It the recommended dietary changes -- and development of a GI-based diet -- that form the bulk of the book. The authors emphasize that the GI can be used in a wide range of diets to replace "bad" carbs with "good" ones, an approach that is quite reasonable and flexible. But the diet they emphasize the most is lower in protein than many others, including the Zone diet, which can be viewed as a high protein version of this diet. Individuals will need to figure out on their own protein needs (I lift weights and maintain a fair amount of muscle mass, so my protein intake is much higher than the authors recommend.)
The authors minimize the impact of sugar on diabetes, obesity and heart disease, since sugar is only a moderate-GI food. One aspect of the book that is somewhat unclear, though, is the role high-fructose corn syrup, used extensively in sodas in the United States and most other sweetened foods. The authors cite high-fructose corn syrup as a high-GI food, but don't do so for the things that contain it. Moreover, as the authors mention, fructose, and high-fructose corn syrup in particular, is processed directly in the liver, where it happens that triglycerides form. The direct role of high-fructose corn syrup in raising triglycerides is well-understood, so this seems to be an area of the GI that needs further research.
The authors also discuss how fats, like carbs, differ in quality. They cover which fats to avoid and which to add to ones diet, but it was not in the scope of this book to quantify fat quality as they did crab quality.
The GI approach to eating (and providing energy for exercise) is a well reasoned, flexible, balanced approach to nutrition and health. This book is highly recommended, particularly to those individuals that Atkins-like diets have left depleted of muscle mass and the energy to exercise or do anything cognitively taxing.
on March 3, 2004
I bought this book several months ago. By eliminating/limiting foods high on the glycemic index and replacing them with foods lower on the glycemic index, I lost several inches from my waist and 10 lbs within 5 weeks. Four months later, I have continued to lost weight and inches at a lower and steady pace. The dietary changes I made became easy within a few weeks, and I don't feel like I am missing out on anything. I know that I can easily eat like this for the rest of my life.
I wish I could have discovered this a long time ago!
on October 21, 2005

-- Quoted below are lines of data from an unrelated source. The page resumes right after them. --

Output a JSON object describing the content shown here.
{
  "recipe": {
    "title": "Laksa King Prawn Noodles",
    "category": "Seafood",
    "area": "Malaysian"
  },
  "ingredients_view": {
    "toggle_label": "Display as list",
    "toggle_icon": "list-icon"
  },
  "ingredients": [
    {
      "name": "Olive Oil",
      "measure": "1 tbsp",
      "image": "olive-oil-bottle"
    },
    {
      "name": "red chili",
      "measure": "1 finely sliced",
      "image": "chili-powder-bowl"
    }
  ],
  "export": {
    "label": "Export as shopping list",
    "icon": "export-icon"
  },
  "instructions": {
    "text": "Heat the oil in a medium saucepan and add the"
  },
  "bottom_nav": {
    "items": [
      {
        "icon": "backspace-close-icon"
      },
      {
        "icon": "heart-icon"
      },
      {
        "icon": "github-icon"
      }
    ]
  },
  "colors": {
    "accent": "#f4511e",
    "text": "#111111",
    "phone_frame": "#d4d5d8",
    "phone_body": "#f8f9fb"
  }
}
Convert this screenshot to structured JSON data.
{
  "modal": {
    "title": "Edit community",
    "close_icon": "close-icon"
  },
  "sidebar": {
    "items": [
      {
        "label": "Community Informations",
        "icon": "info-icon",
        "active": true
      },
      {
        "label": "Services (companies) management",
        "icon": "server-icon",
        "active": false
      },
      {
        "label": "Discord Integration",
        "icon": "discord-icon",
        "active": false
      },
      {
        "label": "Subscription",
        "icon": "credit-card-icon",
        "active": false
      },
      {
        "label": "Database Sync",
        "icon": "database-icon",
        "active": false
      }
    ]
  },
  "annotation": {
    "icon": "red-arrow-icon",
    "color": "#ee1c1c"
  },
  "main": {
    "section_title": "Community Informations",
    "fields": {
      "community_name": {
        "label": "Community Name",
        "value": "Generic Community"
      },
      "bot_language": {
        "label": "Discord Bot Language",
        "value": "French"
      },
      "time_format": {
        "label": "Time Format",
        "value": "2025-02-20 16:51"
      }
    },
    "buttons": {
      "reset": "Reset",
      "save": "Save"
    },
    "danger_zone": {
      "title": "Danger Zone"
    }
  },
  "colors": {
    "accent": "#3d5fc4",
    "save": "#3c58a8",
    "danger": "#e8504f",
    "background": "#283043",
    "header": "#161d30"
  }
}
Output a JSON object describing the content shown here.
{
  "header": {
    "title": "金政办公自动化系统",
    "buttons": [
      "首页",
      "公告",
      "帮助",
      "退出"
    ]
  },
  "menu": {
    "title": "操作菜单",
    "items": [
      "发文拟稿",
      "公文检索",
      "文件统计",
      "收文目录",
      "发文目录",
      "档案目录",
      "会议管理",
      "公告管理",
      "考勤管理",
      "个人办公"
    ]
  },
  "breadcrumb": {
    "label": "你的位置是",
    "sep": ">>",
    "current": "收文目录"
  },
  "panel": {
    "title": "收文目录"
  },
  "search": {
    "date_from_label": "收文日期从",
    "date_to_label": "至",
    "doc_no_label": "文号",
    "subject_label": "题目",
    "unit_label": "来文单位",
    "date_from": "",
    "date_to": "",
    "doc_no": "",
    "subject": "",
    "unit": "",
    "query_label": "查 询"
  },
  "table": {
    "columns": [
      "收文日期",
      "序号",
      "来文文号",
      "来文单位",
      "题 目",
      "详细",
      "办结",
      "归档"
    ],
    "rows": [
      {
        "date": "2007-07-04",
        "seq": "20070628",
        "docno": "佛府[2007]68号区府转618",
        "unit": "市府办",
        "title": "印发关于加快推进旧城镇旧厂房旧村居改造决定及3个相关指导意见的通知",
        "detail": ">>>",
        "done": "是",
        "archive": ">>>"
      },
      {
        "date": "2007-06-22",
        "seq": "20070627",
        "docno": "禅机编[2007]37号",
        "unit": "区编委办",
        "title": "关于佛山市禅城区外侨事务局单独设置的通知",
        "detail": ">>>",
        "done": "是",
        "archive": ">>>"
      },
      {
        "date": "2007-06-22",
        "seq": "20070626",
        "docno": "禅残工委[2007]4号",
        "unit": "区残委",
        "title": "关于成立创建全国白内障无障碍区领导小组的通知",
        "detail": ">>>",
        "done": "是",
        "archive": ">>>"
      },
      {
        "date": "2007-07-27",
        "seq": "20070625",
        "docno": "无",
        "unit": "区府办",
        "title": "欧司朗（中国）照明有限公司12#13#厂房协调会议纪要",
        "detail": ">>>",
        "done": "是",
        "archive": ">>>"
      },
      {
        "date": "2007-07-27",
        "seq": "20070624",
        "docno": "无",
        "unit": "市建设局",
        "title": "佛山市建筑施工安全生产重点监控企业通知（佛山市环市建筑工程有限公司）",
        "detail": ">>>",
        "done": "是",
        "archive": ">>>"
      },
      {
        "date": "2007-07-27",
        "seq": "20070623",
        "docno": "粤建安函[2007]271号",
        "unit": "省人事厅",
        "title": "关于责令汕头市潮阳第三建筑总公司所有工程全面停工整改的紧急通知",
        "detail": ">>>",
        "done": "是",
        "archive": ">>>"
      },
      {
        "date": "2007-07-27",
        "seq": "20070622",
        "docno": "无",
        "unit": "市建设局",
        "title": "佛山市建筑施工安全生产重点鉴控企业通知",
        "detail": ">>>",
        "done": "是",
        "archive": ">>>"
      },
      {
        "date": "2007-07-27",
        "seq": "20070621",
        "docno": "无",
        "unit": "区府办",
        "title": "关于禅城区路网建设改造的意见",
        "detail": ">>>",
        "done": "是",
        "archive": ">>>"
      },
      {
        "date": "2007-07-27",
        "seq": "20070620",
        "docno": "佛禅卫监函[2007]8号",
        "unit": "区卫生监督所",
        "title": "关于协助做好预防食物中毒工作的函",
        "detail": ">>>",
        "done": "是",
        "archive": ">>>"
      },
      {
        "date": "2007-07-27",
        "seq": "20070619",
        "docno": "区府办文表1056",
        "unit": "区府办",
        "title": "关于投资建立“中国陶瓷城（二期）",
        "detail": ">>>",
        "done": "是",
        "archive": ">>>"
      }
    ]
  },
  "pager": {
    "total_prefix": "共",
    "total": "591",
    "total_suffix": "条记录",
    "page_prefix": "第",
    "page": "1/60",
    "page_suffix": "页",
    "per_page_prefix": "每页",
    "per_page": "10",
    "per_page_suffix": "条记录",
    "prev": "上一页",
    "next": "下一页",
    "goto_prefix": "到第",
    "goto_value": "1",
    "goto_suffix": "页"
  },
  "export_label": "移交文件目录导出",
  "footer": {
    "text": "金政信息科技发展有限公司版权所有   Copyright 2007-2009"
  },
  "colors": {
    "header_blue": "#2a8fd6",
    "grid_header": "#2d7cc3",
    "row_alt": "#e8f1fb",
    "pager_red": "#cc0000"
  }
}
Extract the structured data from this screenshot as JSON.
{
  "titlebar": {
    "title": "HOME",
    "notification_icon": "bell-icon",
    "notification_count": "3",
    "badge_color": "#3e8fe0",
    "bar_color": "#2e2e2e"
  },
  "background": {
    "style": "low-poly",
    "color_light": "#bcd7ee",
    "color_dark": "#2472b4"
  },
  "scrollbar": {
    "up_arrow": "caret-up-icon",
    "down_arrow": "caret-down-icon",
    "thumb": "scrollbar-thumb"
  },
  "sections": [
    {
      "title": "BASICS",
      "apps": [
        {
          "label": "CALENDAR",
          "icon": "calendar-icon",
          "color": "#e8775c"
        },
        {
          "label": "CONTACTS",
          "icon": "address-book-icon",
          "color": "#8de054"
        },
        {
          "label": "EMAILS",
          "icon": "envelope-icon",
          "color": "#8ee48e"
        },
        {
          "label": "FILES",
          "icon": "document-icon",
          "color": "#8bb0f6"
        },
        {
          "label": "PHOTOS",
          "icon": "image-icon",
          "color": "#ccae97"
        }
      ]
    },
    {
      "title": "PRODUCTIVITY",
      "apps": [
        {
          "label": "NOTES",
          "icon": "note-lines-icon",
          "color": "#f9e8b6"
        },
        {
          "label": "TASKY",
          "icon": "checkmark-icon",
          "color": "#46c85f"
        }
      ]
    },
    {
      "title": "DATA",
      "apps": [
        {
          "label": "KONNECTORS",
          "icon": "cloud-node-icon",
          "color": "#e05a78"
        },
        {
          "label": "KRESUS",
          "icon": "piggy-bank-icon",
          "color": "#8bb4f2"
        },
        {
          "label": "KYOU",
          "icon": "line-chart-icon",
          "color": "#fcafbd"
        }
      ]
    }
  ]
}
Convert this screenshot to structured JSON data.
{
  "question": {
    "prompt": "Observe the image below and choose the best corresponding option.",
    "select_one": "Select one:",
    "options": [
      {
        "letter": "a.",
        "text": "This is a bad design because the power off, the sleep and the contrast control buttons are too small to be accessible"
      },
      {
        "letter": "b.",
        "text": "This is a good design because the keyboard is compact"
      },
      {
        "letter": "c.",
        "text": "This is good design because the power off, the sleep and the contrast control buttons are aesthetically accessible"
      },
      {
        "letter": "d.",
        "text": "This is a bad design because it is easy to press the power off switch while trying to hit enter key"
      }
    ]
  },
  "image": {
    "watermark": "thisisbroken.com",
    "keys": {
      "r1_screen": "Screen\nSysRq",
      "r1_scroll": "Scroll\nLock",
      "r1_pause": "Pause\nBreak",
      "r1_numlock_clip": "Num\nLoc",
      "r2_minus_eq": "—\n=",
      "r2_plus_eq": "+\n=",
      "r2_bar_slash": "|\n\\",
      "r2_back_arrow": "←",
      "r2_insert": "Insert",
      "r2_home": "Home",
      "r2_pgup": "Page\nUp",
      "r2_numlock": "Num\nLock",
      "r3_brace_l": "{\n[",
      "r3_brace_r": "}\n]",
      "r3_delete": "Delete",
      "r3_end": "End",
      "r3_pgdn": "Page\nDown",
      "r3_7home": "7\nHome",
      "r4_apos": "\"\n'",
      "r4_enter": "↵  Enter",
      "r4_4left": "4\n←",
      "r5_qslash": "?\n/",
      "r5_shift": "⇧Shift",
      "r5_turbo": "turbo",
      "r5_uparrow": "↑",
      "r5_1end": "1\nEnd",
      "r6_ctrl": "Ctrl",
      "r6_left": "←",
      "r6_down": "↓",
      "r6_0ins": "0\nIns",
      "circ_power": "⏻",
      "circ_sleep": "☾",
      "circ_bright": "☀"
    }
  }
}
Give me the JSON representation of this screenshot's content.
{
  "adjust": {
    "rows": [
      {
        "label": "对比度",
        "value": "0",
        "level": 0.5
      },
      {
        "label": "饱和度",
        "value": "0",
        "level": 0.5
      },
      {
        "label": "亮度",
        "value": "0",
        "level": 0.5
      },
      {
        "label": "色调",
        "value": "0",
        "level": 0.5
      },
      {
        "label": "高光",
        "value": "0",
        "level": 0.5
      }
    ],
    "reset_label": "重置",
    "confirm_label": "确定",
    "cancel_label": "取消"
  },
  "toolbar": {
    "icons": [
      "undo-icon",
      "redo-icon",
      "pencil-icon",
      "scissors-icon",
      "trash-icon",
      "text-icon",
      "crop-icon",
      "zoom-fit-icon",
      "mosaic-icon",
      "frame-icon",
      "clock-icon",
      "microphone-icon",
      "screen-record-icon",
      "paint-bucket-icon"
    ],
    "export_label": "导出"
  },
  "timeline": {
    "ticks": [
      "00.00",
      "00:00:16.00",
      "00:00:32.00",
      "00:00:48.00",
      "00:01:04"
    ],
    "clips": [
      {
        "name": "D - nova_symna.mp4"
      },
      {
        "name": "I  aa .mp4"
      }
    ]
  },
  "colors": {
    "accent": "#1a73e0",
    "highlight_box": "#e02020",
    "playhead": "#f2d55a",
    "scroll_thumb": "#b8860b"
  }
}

If this book did nothing else, it brought to light all the misconceptions over the years about diabetes and sugar. Diabetes is in my family and I had it when I was pregnant. This was a very enlightening book. Also, on diets, glycemic index, eating habits, it just makes sense. That is the best way to put it. It is not a fad and it is not the newest thing coming out of Hollywood. It is very detailed about what our body does with what we eat. The ideas for losing weight and staying healthy are easy and don't require alot of lists or weighing foods. Nor do they involve starving. The only negative I could say about this book is they need more foods from America in the list instead of Austrailia and Canada. I realize it is a long process to test each and every food but it would be more helpful to us with foods we can actually buy at the stores here in America. Otherwise, a book that everyone should read, with or without health or weight issues.